PROBLEM TO SOLVE
Copy all lines in the data that contain the string "JSON".
───── INPUT DATA ─────
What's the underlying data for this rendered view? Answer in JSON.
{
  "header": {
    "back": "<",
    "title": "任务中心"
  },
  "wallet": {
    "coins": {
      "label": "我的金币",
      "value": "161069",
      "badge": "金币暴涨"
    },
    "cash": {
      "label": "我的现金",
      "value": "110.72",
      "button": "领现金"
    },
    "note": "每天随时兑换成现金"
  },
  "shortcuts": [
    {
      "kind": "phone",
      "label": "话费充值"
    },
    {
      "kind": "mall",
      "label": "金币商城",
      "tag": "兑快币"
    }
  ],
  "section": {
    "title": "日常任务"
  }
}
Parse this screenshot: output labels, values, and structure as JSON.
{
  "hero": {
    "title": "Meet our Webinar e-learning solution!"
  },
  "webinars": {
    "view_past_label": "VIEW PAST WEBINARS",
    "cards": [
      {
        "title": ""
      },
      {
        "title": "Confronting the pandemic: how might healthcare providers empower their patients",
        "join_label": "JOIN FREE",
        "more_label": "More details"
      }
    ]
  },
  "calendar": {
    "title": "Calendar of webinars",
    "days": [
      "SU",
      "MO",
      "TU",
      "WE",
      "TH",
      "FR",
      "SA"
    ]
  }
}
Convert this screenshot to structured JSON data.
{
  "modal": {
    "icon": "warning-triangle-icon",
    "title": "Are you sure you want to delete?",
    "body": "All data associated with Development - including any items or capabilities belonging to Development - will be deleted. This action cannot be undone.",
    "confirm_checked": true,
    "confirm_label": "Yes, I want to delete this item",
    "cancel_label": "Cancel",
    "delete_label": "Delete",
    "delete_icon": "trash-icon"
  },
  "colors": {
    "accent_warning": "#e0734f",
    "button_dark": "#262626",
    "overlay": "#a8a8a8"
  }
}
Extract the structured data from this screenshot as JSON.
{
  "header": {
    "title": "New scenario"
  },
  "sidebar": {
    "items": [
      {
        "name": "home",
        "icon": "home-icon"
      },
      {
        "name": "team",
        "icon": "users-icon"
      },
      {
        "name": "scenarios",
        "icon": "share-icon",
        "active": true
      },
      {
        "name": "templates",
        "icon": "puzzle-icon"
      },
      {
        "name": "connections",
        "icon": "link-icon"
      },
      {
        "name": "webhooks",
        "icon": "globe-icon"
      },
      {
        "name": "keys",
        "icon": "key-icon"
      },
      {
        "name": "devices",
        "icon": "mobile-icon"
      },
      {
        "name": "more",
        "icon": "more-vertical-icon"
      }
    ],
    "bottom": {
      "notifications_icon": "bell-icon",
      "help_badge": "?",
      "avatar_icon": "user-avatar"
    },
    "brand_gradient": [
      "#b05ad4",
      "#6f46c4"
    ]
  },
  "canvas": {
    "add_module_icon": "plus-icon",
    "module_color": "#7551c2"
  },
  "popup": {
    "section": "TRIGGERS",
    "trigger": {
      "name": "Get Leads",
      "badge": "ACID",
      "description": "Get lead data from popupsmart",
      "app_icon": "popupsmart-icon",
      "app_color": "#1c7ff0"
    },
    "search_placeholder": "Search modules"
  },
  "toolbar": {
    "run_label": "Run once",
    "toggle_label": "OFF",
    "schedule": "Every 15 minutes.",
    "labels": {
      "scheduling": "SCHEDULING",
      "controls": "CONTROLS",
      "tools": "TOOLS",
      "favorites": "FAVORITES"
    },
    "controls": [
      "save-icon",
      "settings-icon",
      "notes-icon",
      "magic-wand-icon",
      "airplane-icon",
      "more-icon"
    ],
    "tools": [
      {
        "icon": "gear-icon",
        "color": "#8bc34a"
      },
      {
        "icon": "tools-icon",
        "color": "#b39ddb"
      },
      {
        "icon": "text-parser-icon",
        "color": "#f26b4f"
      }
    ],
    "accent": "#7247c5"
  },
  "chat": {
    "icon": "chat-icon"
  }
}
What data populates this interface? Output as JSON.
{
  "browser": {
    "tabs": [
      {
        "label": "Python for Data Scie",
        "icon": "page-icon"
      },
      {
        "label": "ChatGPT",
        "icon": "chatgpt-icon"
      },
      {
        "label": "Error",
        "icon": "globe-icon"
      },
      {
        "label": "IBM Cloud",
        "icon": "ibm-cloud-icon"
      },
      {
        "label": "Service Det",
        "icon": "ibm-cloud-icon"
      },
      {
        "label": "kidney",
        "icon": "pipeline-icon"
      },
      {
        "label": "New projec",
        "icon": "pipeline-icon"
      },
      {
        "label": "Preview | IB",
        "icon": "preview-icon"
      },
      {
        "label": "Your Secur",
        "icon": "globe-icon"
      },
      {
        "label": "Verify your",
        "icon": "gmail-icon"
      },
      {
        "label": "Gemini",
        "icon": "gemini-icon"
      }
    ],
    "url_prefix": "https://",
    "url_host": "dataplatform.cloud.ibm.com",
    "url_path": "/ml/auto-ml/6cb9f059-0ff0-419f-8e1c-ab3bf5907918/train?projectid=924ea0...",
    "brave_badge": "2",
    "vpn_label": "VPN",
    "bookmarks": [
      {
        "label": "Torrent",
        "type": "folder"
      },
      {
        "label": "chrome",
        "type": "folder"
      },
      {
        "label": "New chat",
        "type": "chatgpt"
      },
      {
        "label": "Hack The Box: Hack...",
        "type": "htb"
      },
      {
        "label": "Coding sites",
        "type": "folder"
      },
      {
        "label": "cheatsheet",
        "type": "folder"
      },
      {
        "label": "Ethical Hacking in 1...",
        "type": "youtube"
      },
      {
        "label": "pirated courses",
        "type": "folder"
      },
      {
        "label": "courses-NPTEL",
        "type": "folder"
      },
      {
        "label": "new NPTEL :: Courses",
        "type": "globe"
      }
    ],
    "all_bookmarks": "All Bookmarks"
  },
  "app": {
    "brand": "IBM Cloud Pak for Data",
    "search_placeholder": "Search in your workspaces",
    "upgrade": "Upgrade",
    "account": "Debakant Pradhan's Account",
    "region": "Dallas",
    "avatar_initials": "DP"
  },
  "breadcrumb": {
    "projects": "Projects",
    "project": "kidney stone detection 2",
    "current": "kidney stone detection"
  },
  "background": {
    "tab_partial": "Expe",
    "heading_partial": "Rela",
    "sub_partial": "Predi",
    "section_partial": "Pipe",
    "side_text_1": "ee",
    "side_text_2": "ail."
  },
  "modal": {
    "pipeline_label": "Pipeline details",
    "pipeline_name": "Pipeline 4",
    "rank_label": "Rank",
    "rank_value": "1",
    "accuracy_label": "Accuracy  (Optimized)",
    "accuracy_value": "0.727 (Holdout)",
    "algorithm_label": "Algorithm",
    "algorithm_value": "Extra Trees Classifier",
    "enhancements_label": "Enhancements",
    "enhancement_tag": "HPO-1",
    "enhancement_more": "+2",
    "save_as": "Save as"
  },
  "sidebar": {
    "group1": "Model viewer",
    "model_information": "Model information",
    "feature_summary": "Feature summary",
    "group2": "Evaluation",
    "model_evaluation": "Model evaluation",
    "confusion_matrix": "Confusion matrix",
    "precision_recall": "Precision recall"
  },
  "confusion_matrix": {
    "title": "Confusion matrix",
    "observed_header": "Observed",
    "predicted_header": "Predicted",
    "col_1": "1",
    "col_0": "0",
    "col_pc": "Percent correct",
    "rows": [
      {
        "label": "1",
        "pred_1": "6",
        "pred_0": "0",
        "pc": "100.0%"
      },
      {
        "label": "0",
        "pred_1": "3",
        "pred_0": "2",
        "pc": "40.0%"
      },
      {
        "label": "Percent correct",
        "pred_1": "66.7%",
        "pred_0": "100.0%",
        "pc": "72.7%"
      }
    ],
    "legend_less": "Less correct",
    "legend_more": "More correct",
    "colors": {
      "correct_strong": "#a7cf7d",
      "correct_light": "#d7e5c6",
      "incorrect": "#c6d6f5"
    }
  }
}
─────
FINISHED TASK
What's the underlying data for this rendered view? Answer in JSON.
Parse this screenshot: output labels, values, and structure as JSON.
Convert this screenshot to structured JSON data.
Extract the structured data from this screenshot as JSON.
What data populates this interface? Output as JSON.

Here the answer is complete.